PARADISE PAPERS | Following the release of the Paradise Papers earlier today, the offshore service provider Appleby insisted that it has done no wrong.
The company - which is the larger of the two offshore service providers affected by the Paradise Papers leak - also denied claims that it had not responded to questions from the International Consortium of Investigative Journalists (ICIJ).
It reiterated that it was the victim of a crime rather than a "leak" and accused the media organisations involved in the leak of pursuing a political agenda at the expense of fairness an accuracy.
For the record, the German newspaper Süddeutsche Zeitung that obtained the data and shared it with the ICIJ and its partners had said that it is unable to verify Appleby’s claim that it had been hacked.
“The paper received the data through legal channels and evaluated them journalistically. The newspaper declines to take part in speculation as to how the data may have been obtained,” it said.
Apart from the offshore service firms Appleby and Asiacity, the government-maintained company registries of 19 tax havens, including Labuan, are also part of the Paradise Papers leak.
Below is Appleby’s Nov 5 press release in response to the release of Paradise Papers, which is reproduced in full:
Appleby reaction to media coverage on Nov 11, 2017
“Recent media coverage, including the Panorama programme aired on Nov 5, continues to focus on the offshore sector. The journalists do not allege, nor could they, that Appleby has done anything unlawful. There is no wrongdoing. It is a patchwork quilt of unrelated allegations with a clear political agenda and movement against offshore.
We wish to reiterate that our firm was not the subject of a leak but of a serious criminal act. This was an illegal computer hack. Our systems were accessed by an intruder who deployed the tactics of a professional hacker and covered his/her tracks to the extent that a forensic investigation by a leading international Cyber & Threats team concluded that there was no definitive evidence that any data had left our systems.
This was not the work of anybody who works at Appleby. Panorama stated they have nearly seven million of our documents. They also claimed to have sourced information from “publicly available documents”. The BBC website states that “the Paradise Papers contains 13.4 million documents”. It is plain that the source of documents is not confined to Appleby.

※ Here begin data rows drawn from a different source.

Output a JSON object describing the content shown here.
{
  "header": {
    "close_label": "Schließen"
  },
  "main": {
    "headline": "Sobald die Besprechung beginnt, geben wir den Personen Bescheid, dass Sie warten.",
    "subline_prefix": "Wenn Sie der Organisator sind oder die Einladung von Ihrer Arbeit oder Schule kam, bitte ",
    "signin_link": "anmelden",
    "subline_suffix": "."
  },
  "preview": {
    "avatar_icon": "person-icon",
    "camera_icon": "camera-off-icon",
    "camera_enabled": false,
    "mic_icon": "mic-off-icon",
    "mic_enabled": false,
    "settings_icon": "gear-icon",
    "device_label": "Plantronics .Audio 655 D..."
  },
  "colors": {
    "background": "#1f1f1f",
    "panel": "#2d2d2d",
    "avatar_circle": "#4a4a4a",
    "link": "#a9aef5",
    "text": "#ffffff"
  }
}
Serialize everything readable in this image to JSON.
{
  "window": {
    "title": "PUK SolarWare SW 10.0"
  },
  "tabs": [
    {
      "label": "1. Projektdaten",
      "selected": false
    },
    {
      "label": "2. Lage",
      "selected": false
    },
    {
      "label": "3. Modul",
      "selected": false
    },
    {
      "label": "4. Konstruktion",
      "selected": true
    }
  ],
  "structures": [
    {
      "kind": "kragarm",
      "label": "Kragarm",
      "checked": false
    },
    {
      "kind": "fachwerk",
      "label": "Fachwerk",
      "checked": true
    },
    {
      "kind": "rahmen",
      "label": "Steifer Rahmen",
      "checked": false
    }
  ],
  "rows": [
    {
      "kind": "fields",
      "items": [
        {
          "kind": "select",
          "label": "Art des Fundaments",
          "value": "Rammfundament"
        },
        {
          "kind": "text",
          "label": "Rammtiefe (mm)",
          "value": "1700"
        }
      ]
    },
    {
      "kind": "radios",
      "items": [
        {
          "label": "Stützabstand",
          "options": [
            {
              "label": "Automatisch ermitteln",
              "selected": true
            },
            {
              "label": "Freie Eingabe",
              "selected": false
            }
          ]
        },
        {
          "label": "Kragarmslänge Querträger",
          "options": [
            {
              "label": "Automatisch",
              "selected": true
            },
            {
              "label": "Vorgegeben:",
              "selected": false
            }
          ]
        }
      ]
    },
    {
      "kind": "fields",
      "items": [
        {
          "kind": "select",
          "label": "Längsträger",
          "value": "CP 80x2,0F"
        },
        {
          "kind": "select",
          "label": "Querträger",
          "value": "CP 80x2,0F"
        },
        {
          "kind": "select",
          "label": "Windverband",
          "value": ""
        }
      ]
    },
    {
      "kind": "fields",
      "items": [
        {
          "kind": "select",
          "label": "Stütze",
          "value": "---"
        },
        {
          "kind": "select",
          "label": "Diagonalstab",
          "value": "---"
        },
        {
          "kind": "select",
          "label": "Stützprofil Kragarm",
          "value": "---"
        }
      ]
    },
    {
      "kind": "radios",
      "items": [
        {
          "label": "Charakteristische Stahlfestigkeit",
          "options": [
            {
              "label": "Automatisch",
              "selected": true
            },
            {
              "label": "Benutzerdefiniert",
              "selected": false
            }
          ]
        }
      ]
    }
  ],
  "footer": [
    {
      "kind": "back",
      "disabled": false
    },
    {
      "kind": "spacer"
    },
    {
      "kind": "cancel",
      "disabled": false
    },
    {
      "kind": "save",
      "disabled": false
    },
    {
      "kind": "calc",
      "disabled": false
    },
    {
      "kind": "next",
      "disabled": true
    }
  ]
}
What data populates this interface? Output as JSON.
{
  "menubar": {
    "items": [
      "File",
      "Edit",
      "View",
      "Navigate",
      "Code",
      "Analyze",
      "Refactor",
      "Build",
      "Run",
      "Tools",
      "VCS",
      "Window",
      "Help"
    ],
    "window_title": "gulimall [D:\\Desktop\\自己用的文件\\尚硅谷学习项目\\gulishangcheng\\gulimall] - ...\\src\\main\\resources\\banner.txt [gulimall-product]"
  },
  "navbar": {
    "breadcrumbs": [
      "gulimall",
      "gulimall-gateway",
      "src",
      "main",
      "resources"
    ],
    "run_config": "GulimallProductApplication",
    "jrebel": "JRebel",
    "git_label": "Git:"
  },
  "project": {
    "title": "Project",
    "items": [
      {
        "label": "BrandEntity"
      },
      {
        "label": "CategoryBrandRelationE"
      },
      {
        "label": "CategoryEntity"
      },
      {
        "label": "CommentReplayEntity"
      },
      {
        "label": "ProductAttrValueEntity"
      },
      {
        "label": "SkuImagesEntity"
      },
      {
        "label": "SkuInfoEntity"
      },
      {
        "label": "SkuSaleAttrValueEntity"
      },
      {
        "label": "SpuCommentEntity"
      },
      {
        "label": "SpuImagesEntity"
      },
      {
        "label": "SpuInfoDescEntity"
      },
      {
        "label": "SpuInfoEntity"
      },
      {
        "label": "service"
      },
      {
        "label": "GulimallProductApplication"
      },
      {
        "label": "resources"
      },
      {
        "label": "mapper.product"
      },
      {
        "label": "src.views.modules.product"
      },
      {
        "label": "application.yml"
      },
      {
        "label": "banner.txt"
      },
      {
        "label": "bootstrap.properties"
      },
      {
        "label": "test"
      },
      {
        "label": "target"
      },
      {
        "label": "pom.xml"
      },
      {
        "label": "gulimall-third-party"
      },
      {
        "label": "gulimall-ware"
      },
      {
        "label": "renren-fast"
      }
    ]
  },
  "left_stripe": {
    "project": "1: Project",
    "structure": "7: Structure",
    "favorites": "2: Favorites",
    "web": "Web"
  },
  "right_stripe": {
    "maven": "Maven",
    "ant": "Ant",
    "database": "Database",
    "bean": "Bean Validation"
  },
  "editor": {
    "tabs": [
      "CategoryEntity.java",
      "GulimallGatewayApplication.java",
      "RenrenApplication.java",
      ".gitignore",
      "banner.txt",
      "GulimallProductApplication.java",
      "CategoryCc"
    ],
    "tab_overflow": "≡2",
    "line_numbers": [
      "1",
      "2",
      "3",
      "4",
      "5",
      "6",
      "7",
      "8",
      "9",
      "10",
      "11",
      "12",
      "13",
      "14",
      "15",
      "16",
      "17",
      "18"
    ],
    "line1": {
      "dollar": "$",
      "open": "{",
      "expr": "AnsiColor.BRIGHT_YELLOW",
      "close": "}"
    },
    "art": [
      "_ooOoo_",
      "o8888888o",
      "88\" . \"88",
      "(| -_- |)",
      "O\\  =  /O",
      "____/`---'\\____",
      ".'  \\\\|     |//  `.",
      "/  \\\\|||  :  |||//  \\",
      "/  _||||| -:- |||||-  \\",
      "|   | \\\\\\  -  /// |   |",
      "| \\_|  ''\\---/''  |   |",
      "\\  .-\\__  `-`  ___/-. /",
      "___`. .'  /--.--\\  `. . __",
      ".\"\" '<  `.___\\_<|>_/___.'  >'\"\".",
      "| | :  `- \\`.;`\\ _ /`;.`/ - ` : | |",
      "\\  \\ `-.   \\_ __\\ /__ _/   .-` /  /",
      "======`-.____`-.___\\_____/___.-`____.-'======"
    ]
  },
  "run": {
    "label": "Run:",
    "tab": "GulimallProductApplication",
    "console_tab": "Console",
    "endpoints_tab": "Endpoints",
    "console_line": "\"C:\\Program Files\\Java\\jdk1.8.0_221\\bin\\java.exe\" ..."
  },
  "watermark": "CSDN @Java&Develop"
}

We have had lengthy correspondence with the International Consortium of Independent Journalists (ICIJ). Their claim that we "did not reply to their detailed questions" is false. We responded to their questions and we requested that they show us the documents they have in their possession which belong to us. Extracts of our response to the ICIJ, which they acknowledged on Oct 26, are set out below...